by Swapnil Bhartiya

Software Freedom Conservancy: Canonical’s distribution of ZFS file systems violates GNU GPL

Feb 26, 2016
LinuxOpen SourceOperating Systems

ZFS will come pre-installed on Ubuntu 16.04, a move that the Software Freedom Conservancy says violates the GNU GPL license.rn

I recently started using ZFS to build my file and media server with redundancy. (I have been waiting for Btrfs, which offers the same features as ZFS, to mature, but it’s taking way too long.) I used FreeNAS for a while that comes with ZFS but I needed more control over my server, and I am kind of a ‘Linux’ guy, no offense to BSD folks. So whenDebian added ZFS support, I got increasingly excited about ZFS on Linux. I installed it on my Debian server and even wrote a tutorial. But while it’s safe to use ZFS on Linux for personal purposes, there are some serious licensing issues.

ZFS is one of many great technologies that were developed by Sun Microsystem and it’s also one of those many Sun technologies that were a licensing mess for Linux. ZFS is licensed under the Common Development and Distribution License, version 1 (CDDLv1), whereas Linux kernel is licensed under GNU GPL v2. Both are free software licenses, but are not compatible with each other. Later Oracle acquired Sun Microsystem and along with it all these great technologies and incompatible licenses.

Last week, in a surprise move, Canonical’s Dustin Kirkland announced in a blog post that ZFS will come pre-installed on Ubuntu 16.04 and will be supported by Canonical.

Since I knew there were licensing issues, I went ahead and asked Kirkland about it. (No surprises that Simon Phipps and Matthew Garrett also shared the same concerns on the same thread on Google +.)

Kirkland came back with a follow-up blog post. He said that Canonical’s legal team reviewed the licenses and concluded that “we [Canonical] are acting within the rights granted and in compliance with their terms of both of those licenses.”

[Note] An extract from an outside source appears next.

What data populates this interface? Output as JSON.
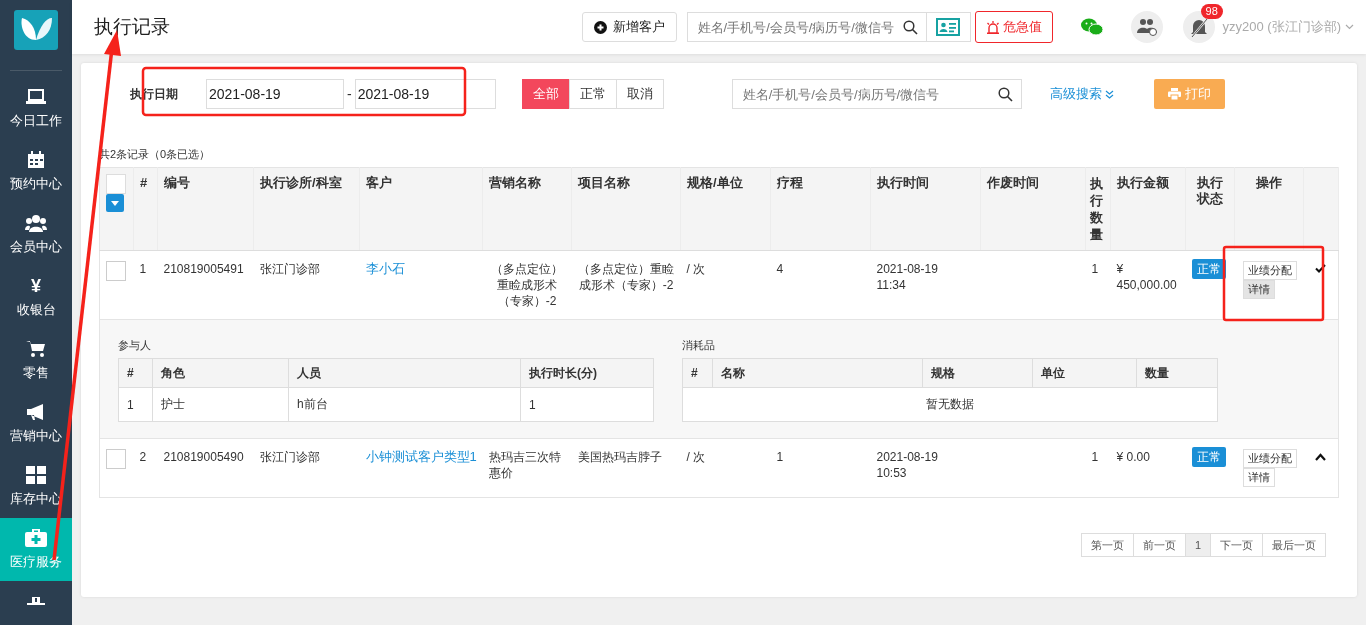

He further wrote:

Our conclusion is good for Ubuntu users, good for Linux, and good for all of free and open source software.

He also stated since Canonical has already reached the conclusion, we are not interested in debating license compatibility, but of course welcome the opportunity to discuss the technology.

But not everyone thinks the matter is so cut-and-dried. Software Freedom Conservancy said in a blog post that contrary to what Canonical’s legal team concluded, Ubuntu’s distribution of zfs.ko is a violation of GNU GPL.

Bradley M. Kuhn and Karen M. Sandler of SFC wrote in a blog post:

Conservancy and the Linux copyright holders in the GPL Compliance Project for Linux Developers believe that distribution of ZFS binaries is a GPL violation and infringes Linux’s copyright. We are also concerned that it may infringe Oracle’s copyrights in ZFS. As such, we again ask Oracle to respect community norms against license proliferation and simply relicense its copyrights in ZFS under a GPLv2-compatible license.

Where things stand now

Canonical is not interested in discussing any further. They have assured thattheir paid customers have their full backing under the Ubuntu Assurance program. So if you are a Canonical customer, you are covered.

ZFS is an excellent technology and I believe Canonical is doing a great service to its users by offering such great support for ZFS. They are trying to make the lives of Linux users easier. That said, since SFC considers it a violation of GPL it may discourage many current and potential users.

There is an easy (and good) solution: Since Oracle owns ZFS they can very easily relicense it and make it compatible with Linux. This would quickly bring an end to the licensing mess and Linux users will be able to use the excellent file system that ZFS is.

Will Oracle do it?

# zpool status canonical-zfs  
   pool: canonical-zfs 
   state: DEGRADED 
   status: One or more licences are not compatible. Sufficient legal transparency missing from the pool to continue functioning in a degraded state. 
   action: Oracle should change the ZFS licence and make it compatible with GNU GPL to ensure expected redundancy.